Q&A: Controlling the Ideavirus
Our series continues...
Dennis O. Smith wrote in with this question about Unleashing the Ideavirus: "I understand the concept of spreading the idea, but how can you control or direct that growth? 'Going viral' is great for fast growth and sharing of your idea, but are there mechanisms to steer it, trim it, shape it, etc."
The reason that so many people catch a cold every year is that no one is trying to control where it goes. The reason that Wikipedia is so robust is that control is decentralized. The reason that there's a huge disconnect between corporate marketing and ideas that spread is that the culture of contagious ideas is anethema to the command, control and responsibility mindset of the industrial marketer.
There's a huge difference between, "I want people to talk about this," and "I want to control what people say."
But, and it's a huge but, the marketer decides where the virus starts. She decides who the first sneezers will be. She decides on what easy-to-use tools may be made available to the group that she's identified. These decisions go a very long way to determining what happens next.
Napster and Facebook were both optimized for college students and were intentionally seeded there. Sure, the founders could have picked nursing homes or military academies, but the character and culture of the college campus ensured that not only would these ideas spread, but that they would spread in the desired direction.
If you want to spread an idea among policy wonks, don't involve People-magazine style celebrities, or aim for big numbers. Instead, find the hive that matches the group you'd like to be discussing your idea, and (this is the big and) create an idea that not only interests this group, but is easy and fun to spread precisely among this group.
[When I launched this book, I knew which group I wanted to read it. So I wrote in a tone that appealed to this group, placed a long excerpt in Fast Company, which was sort of patient zero for this group, and then gave the book away for free (it's still free online) with explicit instructions to share and email it to people who might become engaged with it.
No, I couldn't control what would happen, or where it would go, or what the impact might be, but by picking the 3,000 people who got it first, and then making it easy for this group to share it, it quickly got to over a million readers.
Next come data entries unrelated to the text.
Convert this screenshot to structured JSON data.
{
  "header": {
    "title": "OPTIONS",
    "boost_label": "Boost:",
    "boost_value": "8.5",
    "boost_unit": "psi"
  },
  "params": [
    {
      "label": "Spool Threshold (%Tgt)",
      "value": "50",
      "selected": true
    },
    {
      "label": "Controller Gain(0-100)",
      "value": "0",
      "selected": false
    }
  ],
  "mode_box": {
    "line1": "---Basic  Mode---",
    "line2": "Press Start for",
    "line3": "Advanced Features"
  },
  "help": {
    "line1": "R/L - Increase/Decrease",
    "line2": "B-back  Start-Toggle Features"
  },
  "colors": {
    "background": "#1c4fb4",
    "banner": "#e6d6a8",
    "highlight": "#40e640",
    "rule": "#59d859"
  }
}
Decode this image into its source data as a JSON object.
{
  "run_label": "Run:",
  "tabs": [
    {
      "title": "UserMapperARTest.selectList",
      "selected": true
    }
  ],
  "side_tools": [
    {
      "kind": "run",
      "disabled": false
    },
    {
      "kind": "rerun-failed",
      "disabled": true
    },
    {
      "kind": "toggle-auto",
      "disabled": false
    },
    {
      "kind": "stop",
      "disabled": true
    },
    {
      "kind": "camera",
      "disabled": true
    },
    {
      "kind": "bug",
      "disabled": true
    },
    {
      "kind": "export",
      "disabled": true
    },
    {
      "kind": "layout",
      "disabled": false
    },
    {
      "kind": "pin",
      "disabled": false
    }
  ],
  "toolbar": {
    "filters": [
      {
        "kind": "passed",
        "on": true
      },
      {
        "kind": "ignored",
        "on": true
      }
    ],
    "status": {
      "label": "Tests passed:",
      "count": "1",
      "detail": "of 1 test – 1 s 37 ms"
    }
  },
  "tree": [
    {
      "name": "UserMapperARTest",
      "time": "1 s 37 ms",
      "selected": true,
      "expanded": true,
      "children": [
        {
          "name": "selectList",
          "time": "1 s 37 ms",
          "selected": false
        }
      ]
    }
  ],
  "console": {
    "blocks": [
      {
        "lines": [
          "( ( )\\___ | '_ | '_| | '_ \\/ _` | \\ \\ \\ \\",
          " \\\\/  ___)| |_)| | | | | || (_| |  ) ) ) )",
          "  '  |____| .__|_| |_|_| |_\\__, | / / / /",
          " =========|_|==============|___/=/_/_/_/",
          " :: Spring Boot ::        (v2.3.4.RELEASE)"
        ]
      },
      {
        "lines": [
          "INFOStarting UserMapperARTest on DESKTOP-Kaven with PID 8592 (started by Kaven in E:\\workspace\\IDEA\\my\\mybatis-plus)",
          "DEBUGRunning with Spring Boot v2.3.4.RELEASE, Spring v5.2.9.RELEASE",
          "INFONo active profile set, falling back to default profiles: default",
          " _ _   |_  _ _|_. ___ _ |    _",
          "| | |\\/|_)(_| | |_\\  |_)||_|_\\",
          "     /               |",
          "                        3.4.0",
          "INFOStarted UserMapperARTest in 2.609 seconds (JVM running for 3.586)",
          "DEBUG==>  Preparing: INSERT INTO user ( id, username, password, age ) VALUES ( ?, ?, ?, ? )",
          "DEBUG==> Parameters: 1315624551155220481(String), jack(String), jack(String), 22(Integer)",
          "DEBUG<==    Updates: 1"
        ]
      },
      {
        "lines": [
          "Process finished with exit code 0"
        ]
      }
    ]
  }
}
This wasn't the fastest way to get to a big number, but it was the best way to get to the right number and kind of people.
The temptation is to be big, when the real goal ought to be effective.]
PS last time I checked, you can get a used copy of the 13-year old edition of the book for a penny. You may notice that I've chosen not to update past blog posts, past books or past websites. That's because each is a testament to when it was written, as opposed to being a constantly updating resource. Even so, I hope these older books can add value and give you perspective.
PPS Fritz Lieber wrote about the out of control ideavirus in his short story "Rump-Titty-Titty-Tum-TAH-Tee" published more than fifty years ago.